Women are more dangerous behind the wheel when they’re pregnant, according to new research.
A study of more than half a million pregnant women found that factors such as nausea, fatigue, insomnia and distraction could increase the risk of a crash.
One in 50 women will crash during pregnancy. Over the three years before pregnancy, the women under observation had 6922 crashes or 177 per month on average. During the second trimester, the women had 757 crashes — a rise of 42 per cent to 252 per month.
This means that, statistically, one in 50 women will be involved in a car accident during pregnancy.
The research was published in the Canadian Medical Association Journal.
In the paper, which is almost certain to prove controversial, researchers mentioned “baby brain” — when pregnant women become forgetful and struggle to concentrate on logical tasks.
The lead author, Dr Donald Redelmeier, a researcher with the Institute for Clinical Evaluative Sciences (ICES) and a physician at Toronto University’s department of medicine, said:
“Even a minor motor vehicle crash during pregnancy could lead to irreparable consequences for mother and child. These findings underscore the importance of prevention and indicate that good prenatal care includes safe driving.
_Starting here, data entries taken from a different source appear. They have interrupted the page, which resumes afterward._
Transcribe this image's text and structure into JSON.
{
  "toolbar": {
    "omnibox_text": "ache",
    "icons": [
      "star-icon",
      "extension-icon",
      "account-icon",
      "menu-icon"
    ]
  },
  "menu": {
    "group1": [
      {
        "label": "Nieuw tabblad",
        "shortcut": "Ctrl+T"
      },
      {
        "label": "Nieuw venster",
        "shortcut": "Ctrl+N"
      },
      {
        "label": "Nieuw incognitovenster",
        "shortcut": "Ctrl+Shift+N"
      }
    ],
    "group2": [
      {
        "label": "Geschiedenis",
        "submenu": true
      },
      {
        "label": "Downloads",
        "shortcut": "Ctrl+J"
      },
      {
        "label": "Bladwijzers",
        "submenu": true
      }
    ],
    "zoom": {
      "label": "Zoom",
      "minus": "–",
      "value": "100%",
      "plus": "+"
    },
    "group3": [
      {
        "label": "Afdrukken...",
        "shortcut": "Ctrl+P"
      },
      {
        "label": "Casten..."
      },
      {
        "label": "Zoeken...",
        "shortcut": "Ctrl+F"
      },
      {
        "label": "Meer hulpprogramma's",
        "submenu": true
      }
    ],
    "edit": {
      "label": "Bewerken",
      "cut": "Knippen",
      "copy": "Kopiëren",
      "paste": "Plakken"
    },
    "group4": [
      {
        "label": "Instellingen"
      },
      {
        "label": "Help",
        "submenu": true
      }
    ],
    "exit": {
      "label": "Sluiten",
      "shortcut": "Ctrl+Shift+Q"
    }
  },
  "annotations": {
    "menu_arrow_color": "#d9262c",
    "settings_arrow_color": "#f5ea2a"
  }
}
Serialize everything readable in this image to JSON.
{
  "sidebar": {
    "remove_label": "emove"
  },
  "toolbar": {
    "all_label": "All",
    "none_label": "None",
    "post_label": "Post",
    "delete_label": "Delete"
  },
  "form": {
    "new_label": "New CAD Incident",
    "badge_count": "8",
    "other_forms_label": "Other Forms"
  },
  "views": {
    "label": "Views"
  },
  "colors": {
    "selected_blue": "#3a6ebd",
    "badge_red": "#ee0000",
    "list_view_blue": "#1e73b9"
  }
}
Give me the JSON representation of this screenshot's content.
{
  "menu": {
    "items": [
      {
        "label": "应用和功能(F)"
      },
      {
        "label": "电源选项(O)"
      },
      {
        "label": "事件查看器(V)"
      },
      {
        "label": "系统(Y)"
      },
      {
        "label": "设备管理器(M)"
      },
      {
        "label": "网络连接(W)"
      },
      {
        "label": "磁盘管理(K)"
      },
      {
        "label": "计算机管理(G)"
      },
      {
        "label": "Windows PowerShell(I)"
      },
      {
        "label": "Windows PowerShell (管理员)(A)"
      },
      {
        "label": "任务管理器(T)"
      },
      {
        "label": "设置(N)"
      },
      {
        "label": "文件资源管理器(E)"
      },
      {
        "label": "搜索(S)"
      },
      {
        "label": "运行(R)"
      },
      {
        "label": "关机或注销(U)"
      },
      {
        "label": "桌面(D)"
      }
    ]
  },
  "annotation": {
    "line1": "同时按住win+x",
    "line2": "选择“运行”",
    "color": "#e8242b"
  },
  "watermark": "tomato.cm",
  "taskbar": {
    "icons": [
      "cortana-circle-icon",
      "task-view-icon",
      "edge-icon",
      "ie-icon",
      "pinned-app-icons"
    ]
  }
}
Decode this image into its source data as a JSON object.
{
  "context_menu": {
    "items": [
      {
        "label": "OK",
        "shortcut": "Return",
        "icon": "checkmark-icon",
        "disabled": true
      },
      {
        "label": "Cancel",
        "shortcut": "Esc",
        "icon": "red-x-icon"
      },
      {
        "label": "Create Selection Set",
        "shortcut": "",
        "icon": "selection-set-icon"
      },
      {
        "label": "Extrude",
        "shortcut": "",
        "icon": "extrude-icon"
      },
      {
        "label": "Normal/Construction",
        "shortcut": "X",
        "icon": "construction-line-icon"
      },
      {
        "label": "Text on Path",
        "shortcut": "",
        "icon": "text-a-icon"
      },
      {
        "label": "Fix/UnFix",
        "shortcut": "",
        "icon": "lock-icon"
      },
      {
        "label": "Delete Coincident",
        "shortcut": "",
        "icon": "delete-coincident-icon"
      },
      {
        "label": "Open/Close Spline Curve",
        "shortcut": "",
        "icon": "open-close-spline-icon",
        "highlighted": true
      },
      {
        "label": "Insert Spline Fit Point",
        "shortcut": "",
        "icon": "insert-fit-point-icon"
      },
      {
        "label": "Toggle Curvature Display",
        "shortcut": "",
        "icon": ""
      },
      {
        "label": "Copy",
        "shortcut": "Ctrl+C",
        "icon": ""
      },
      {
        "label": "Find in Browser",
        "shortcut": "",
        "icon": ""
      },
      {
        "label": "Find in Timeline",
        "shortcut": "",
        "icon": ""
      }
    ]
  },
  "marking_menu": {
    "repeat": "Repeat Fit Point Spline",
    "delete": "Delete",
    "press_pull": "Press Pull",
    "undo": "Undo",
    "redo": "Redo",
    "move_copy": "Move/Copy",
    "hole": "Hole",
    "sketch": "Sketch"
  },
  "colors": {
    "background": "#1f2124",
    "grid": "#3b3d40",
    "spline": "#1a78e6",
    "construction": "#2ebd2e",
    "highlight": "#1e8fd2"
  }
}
“These findings are not a reason to decide not to have children or a reason to stop driving. Instead, the findings primarily emphasise the need to drive more carefully.”